(Entries taken from a collection)
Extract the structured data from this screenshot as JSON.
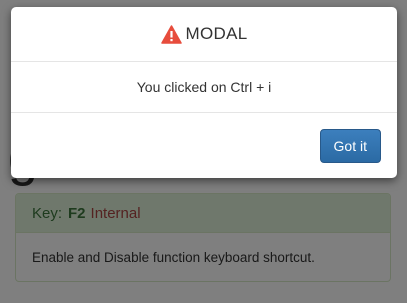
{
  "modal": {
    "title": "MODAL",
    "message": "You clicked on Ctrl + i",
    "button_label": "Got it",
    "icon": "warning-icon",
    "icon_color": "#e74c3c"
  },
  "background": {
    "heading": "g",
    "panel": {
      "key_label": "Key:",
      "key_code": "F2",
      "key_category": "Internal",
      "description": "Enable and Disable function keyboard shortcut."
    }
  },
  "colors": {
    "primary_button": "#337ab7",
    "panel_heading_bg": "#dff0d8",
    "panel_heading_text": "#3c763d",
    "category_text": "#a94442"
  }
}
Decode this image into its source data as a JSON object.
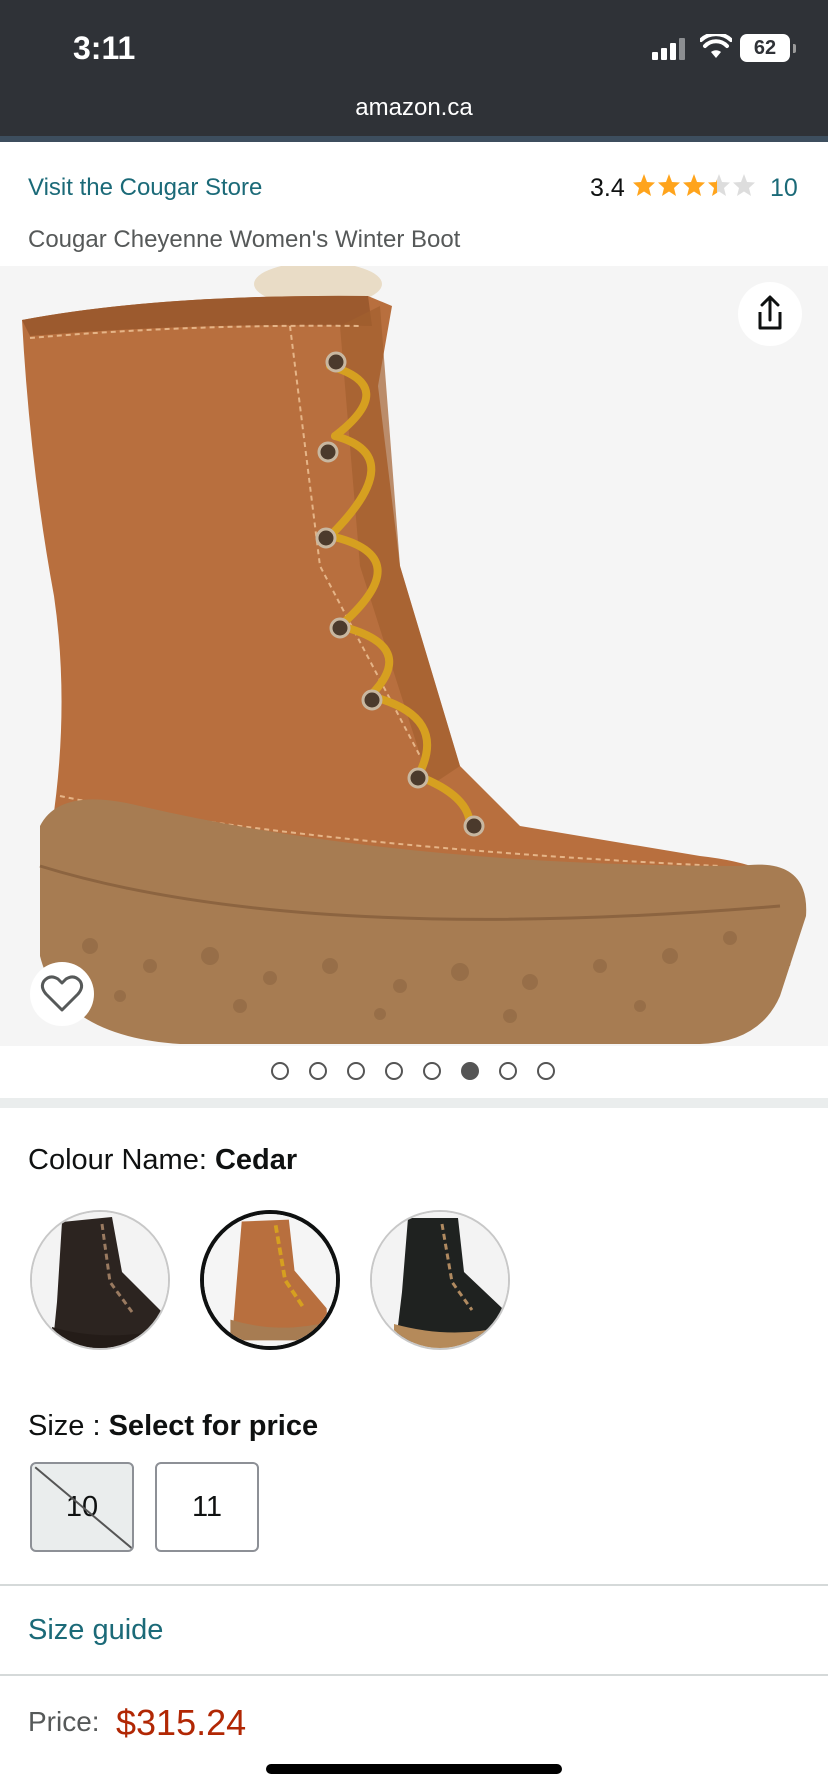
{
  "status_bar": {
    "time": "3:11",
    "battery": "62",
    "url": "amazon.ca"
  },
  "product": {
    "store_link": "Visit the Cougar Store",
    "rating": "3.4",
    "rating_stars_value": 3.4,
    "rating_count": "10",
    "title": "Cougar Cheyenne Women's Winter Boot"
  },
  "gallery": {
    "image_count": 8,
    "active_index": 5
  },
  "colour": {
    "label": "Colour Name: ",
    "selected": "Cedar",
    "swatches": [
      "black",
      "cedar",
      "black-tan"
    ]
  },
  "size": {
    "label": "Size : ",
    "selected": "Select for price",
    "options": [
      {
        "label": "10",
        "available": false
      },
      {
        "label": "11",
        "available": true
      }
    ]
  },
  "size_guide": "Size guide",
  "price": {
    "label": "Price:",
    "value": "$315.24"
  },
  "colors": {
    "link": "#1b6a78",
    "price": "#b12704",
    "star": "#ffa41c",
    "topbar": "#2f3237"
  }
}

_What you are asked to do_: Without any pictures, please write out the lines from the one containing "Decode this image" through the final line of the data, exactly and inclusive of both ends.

_Solved exercise_:
Decode this image into its source data as a JSON object.
{
  "status_bar": {
    "time": "3:11",
    "battery": "62",
    "url": "amazon.ca"
  },
  "product": {
    "store_link": "Visit the Cougar Store",
    "rating": "3.4",
    "rating_stars_value": 3.4,
    "rating_count": "10",
    "title": "Cougar Cheyenne Women's Winter Boot"
  },
  "gallery": {
    "image_count": 8,
    "active_index": 5
  },
  "colour": {
    "label": "Colour Name: ",
    "selected": "Cedar",
    "swatches": [
      "black",
      "cedar",
      "black-tan"
    ]
  },
  "size": {
    "label": "Size : ",
    "selected": "Select for price",
    "options": [
      {
        "label": "10",
        "available": false
      },
      {
        "label": "11",
        "available": true
      }
    ]
  },
  "size_guide": "Size guide",
  "price": {
    "label": "Price:",
    "value": "$315.24"
  },
  "colors": {
    "link": "#1b6a78",
    "price": "#b12704",
    "star": "#ffa41c",
    "topbar": "#2f3237"
  }
}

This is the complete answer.